Start of DATA SUPPLIED

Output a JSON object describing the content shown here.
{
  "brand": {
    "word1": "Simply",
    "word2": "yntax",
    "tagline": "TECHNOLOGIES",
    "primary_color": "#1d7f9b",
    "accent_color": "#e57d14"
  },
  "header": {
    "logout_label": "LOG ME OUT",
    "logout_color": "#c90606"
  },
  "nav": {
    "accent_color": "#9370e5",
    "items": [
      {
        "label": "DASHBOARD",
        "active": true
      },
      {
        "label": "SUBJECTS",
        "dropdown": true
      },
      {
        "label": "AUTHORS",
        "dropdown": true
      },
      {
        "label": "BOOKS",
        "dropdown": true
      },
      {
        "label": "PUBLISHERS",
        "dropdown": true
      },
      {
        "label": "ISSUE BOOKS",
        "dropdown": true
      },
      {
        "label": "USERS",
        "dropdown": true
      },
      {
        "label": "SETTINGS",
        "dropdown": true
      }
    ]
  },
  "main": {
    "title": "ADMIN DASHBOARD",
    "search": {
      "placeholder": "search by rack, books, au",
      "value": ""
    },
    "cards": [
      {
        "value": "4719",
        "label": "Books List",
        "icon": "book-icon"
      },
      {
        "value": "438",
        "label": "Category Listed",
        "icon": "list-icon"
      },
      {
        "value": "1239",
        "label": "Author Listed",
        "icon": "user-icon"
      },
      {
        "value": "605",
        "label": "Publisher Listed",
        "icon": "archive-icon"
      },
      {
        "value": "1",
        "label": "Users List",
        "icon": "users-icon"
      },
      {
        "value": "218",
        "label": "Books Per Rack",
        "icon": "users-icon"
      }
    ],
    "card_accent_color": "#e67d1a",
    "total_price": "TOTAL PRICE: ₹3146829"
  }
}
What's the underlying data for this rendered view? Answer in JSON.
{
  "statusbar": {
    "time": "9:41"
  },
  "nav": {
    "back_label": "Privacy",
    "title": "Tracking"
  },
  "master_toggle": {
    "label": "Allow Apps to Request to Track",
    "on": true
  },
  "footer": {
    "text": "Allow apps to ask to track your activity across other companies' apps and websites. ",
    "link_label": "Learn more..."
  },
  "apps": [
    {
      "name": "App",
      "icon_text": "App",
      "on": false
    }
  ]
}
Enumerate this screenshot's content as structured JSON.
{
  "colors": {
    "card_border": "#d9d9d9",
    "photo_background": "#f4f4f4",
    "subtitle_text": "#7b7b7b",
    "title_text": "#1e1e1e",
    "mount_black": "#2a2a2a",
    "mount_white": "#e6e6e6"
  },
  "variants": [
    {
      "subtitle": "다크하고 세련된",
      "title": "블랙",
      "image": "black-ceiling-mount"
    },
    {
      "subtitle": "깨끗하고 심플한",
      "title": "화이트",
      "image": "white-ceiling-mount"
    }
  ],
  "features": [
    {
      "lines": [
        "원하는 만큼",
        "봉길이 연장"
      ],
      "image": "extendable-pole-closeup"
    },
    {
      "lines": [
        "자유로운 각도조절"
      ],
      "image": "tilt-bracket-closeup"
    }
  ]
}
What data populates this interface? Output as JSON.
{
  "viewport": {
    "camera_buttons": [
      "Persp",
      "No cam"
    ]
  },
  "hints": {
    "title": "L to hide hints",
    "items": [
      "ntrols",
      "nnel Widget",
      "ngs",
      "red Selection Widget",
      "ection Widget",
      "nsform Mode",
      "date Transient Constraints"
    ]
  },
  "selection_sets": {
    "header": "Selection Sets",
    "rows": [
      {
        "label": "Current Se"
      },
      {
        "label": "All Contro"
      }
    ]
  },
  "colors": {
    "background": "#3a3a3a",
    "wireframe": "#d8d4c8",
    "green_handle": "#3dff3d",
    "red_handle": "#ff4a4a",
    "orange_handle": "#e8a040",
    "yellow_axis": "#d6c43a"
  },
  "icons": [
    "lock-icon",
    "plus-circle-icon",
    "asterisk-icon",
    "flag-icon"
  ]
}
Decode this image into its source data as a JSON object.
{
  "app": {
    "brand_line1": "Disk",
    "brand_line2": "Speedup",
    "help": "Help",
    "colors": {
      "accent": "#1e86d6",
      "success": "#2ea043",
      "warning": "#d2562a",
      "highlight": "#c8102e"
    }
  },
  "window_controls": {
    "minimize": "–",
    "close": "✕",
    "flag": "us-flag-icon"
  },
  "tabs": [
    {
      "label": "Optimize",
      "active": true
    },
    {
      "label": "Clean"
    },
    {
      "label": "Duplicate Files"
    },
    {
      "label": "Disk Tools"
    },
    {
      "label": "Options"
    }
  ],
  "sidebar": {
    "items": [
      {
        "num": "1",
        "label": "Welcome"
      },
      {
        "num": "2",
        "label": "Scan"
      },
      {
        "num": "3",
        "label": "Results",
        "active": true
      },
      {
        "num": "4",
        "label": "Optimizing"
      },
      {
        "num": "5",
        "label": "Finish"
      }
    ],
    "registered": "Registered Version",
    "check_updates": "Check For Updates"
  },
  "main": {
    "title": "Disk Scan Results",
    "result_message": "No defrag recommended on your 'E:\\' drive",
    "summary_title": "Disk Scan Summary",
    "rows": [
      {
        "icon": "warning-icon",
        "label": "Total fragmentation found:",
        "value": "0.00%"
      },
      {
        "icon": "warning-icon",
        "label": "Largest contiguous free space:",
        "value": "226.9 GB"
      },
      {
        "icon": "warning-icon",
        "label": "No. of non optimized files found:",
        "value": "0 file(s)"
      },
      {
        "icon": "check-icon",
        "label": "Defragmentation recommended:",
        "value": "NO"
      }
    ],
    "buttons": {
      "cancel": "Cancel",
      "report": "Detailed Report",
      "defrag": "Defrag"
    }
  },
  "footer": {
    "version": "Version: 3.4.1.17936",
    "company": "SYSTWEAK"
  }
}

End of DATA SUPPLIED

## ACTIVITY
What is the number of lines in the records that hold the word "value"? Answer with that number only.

## ANSWER AREA
11